As she explains in a prefatory note, Aunts Up the Cross was written as ‘a diary for my children should I, too, die young’, her husband having died at 33. Years later, when the publisher Anthony Blond complained that she never sent him anything, she reluctantly gave him the 22,000-word manuscript, telling him it was by a mad schoolfriend of hers. Blond had some success with it, as did Macmillan with a later edition, and on its 50th anniversary it has been reissued by the admirable Australian firm Text, with an adulatory introduction by Clive James.
It recalls her delightfully bohemian upbringing in Sydney.

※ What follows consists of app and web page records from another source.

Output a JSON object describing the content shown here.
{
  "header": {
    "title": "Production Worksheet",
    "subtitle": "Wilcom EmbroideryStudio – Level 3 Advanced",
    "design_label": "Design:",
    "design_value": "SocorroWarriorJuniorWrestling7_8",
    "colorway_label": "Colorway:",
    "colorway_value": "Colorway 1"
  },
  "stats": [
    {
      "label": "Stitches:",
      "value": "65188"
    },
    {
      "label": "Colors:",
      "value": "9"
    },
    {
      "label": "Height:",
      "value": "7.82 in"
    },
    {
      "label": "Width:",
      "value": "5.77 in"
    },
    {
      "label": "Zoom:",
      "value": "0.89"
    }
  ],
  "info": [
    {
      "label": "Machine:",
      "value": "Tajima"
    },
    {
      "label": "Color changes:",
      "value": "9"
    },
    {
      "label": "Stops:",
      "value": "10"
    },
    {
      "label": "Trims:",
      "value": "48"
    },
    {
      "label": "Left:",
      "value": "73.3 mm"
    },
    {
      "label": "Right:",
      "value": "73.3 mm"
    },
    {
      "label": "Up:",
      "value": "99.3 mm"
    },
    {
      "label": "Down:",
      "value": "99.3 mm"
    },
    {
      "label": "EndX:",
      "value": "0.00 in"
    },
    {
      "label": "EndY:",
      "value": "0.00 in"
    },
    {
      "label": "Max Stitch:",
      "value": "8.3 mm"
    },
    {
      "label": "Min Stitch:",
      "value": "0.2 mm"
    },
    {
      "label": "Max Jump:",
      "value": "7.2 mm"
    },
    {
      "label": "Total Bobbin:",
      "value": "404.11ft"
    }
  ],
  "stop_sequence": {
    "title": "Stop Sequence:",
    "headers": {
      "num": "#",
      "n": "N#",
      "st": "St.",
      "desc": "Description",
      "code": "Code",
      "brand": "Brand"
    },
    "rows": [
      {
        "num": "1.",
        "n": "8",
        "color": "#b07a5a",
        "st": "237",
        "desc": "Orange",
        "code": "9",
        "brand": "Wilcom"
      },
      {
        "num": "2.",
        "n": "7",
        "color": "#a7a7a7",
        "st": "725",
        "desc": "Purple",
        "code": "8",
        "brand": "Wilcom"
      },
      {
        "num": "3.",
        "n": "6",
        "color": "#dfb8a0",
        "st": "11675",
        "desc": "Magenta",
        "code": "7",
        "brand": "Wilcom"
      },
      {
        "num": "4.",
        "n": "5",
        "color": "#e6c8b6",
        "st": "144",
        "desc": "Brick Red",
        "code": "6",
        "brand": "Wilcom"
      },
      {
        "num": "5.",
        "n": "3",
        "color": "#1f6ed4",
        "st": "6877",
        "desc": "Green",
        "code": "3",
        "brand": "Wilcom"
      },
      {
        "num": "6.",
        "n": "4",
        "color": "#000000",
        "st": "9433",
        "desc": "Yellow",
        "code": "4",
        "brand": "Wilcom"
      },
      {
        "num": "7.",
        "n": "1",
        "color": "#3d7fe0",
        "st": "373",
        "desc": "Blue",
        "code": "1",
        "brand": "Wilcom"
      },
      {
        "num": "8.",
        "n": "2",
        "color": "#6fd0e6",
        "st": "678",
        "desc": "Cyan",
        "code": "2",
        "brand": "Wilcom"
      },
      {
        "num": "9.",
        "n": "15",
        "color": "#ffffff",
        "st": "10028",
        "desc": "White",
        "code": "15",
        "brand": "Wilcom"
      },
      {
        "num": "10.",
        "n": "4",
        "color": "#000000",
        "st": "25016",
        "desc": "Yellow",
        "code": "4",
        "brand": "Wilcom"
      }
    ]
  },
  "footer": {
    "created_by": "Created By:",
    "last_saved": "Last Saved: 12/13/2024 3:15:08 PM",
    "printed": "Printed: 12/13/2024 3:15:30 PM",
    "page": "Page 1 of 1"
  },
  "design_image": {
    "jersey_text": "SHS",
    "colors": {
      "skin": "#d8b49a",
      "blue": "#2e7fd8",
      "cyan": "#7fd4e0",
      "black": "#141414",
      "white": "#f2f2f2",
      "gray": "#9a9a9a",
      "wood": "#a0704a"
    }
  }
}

Her great-grand-father was a Polish Jew who swam the Vistula on the eve of his 15th birthday to escape conscription in the Russian army, and made his way to England and then to Australia, where he worked in advertising, built ‘a small kingdom in property’, and lived in a grand house where Nellie Melba often came to sing.
An only child, Robin Eakin lived nearby with her parents and grandmother in the only private residence in King’s Cross, which was then known as the Dirty Half Mile; as a child she was enchanted by the tarts’ cries of ‘Thirty bob — strip to the earrings’. In front of their house stood the only tree in the Cross.
With deft and laconic wit, she recalls the ‘quite extraordinary eventfulness’ of her parents’ lives — such as the time her mother killed the plumber by meeting him on the landing as she made her way naked to her bath, provoking a fatal heart attack — and the lives of her ‘numerous’ great aunts.
As with the Durrells, the family is the chief source of entertainment, but there are many lively supporting roles, such as the bookmaker who ‘ate a pound of raw tripe every morning for breakfast’. The undoubted star is Robin’s father, who was a doctor. During the war she had a British boyfriend, a naval officer, with whom she got on splendidly until her father showed him a photograph of a diseased penis:
‘Have you ever seen Robin’s Aunt Bertie?’ he said. ‘Here’s a picture of her. She’s downstairs now if you’d care to see her; you’ll recognise her by this, except that she’s got a hat on now.’
The penis was, she regretfully allows, ‘almost a speaking likeness’ of her dear aunt. The house eventually gave way to a sex arcade, and then an Underground station, and the tree was uprooted.
At the age of eight Robin Eakin wrote My Relations, ‘a book of fiction about relations I never had’, which demonstrates her precocious mastery of the semicolon and of the incisive character sketch: ‘She means well but she doesn’t mean much.’
Both books are charmingly illustrated.